"if...granted a reason and platform to defend her chosen religion, she'll use it as ammunition, to put down her family's faith. Even more, I feared she'd do a good job. That she'd make Islam look good - while I'd fail to life high the Cross. That pressure I feel - to make Jesus and his good deeds and perfect life and extraordinary sacrifice look phenomenal and far better than Islam - weighs me down the most."

Ironically, it's Patricia who uses her faith like ammunition, who puts down her daughter's faith. If she is so concerned about making Christianity "look good", then why doesn't she trust God to do the job? Why does she make it her own personal job?

Patricia intends to fix the relationship with her daughter - the end goal of that repair being to get her daughter back in Christianity. She dismisses the notion that belief in Islam can be just as deep and satisfying for Alana as she finds in Christianity.

In short: Patricia makes Alana's conversion all about herself, rather than about Alana. She takes it personally. She keeps wondering "what did I do wrong?" and moaning and gnashing her teeth and crying, rather than realizing that Alana choosing Islam had NOTHING to do with Patricia in any way.

Alana's parts of the book, however, didn't ramble all over the place. She actually addressed the issues at hand in a fairly straight forward manner - why she became a Muslim, what she sees in Islam to this day, her frustrations that her mother refuses to accept that she does, in fact, believe in God - she simply doesn't called Him by the name of "Jesus". Her worries that her mother will try to teach her kids Christianity, after Patricia states that she wants her grandchildren "to know Christ" (although I will give Patricia props when she actually attempts to respect her daughter's wishes and not teach things that are contrary to Islam). The way she feels like she has to walk on eggshells around her mother, like she can't be "too Muslim" around her family.
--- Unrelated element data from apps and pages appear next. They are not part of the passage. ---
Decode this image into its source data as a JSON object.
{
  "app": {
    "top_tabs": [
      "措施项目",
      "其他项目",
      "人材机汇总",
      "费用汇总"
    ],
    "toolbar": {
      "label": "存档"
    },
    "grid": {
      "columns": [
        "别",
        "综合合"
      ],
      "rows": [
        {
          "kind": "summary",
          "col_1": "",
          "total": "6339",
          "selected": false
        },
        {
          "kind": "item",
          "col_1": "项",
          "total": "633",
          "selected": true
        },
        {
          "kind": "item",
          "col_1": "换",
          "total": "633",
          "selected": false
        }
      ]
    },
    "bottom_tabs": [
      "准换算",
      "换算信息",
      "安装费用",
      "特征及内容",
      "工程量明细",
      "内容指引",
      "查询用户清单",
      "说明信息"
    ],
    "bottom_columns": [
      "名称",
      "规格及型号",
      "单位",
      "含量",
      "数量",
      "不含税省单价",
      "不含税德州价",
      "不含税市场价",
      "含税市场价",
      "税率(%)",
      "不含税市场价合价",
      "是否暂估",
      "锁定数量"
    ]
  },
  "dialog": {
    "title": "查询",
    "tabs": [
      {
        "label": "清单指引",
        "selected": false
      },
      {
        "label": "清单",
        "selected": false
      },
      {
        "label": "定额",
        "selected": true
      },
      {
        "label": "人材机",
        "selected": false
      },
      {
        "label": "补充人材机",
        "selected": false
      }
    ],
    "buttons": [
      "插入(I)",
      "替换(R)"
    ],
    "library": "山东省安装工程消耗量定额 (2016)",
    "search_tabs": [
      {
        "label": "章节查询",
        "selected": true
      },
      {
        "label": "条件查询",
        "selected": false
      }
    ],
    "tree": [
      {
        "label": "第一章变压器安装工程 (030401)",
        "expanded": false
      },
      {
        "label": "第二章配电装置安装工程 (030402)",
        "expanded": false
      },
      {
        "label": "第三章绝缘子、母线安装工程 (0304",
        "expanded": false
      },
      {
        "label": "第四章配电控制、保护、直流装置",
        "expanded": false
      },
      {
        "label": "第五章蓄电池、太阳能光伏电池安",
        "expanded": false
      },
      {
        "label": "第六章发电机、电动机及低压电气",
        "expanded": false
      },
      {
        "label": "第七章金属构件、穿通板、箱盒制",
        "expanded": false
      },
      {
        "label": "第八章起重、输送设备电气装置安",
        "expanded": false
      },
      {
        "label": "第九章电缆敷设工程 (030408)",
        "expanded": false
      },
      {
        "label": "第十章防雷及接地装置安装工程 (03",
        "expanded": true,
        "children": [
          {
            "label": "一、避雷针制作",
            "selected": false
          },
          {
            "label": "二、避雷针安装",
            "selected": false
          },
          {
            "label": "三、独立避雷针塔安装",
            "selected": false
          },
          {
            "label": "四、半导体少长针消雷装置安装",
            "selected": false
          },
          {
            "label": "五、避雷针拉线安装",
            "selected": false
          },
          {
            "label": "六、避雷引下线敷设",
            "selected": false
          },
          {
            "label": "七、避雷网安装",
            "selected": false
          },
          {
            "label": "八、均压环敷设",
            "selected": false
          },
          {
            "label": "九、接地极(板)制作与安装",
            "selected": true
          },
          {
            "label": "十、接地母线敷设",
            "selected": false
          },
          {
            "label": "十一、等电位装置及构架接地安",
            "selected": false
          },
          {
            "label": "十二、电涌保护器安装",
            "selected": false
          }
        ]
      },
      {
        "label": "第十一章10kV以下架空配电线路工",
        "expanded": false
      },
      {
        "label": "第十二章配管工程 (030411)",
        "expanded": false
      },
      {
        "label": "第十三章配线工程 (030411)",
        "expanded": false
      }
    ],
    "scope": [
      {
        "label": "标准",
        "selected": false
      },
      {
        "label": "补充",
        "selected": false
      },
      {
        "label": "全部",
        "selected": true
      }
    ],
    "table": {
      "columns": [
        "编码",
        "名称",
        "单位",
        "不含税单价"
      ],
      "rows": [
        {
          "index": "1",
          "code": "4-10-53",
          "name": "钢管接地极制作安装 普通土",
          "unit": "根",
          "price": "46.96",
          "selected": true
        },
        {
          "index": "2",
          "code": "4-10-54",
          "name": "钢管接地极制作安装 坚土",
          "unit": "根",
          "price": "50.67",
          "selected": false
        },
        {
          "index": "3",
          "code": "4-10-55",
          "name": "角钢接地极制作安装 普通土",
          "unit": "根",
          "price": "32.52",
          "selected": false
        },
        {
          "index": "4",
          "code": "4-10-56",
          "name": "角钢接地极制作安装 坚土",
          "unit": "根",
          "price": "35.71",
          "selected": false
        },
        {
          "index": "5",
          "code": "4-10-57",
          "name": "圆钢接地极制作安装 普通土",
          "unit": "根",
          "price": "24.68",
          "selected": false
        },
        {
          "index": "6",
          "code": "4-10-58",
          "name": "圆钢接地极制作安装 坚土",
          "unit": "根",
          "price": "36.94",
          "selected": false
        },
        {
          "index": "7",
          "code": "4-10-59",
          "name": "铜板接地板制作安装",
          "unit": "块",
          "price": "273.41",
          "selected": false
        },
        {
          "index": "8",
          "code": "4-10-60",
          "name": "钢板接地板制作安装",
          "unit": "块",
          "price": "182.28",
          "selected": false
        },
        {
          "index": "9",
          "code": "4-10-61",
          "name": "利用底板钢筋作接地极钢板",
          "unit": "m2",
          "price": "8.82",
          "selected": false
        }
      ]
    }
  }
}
I'd love to quote whole pages of Alana's words - she's open and honest, but without the drama her mother brings.

In many cases, as I read Alana's sections, I felt like I was reading dialogue from my own head. Things I've thought, felt, and said. We have many of the same frustrations in dealing with our Christian families (even when those families are, in many cases, nominal in their practice of Christianity, they rarely waste time jumping up on the soapbox to preach to us of how "wrong" we are).

In the end, I wasn't convinced that there was any peace, any sort of resolution in their relationship. Patricia has decided to hold her tongue (for now), to grin and bear it, but that's far from peace or acceptance and her thinking about Islam hasn't changed even a bit.

This book was an exercise in frustration. If I'd read it in hardcopy, I would likely have thrown the book at the wall. I was going to give a copy of this to my mom, but now that I've read it, I may go with "Daughters of Another Path" (written by a Christian mother after her daughter converted) instead. I wish Alana would have written this book on her own - it would have turned out much better.

Still want to read it? "Undivided" releases on April 28. Purchase it at your local Christian bookstore, Books A Million, Barnes and Noble, or at Amazon. Then come back and tell me what you thought of it!

Monday, April 6, 2015

I'm Baaaaaaack... and What I'm Reading

Salam aleikum! After going MIA last summer, I'm back. Sort of. I went back to school, so that (with the assistance of employment) has been consuming my life.

I'm going to try and post more often and actually think of something to say (not that any of you probably even give a hoot, but whatever). There's a book coming out here at the end of the month called "Undivided: A Muslim Daughter, Her Christian Mother, Their Path to Peace" by Patricia and Alana Raybon. I've read the first seven pages (gracias to The Today Show's link) and really can't wait to read this book. I'm wondering how much it's going to tread the "you're my kid and I love you but I disagree with you and think you're wrong and going to Hell because you aren't Christian" line, largely because it's being published by Christian powerhouse Thomas Nelson (which seems to publish 3 out of 4 titles, fiction and non-fiction alike, in the Christian market). I guess we'll see. I'm gonna get it ASAP and will review it here, inshAllah.

Click here to read a sample

Click on the picture to go to Amazon: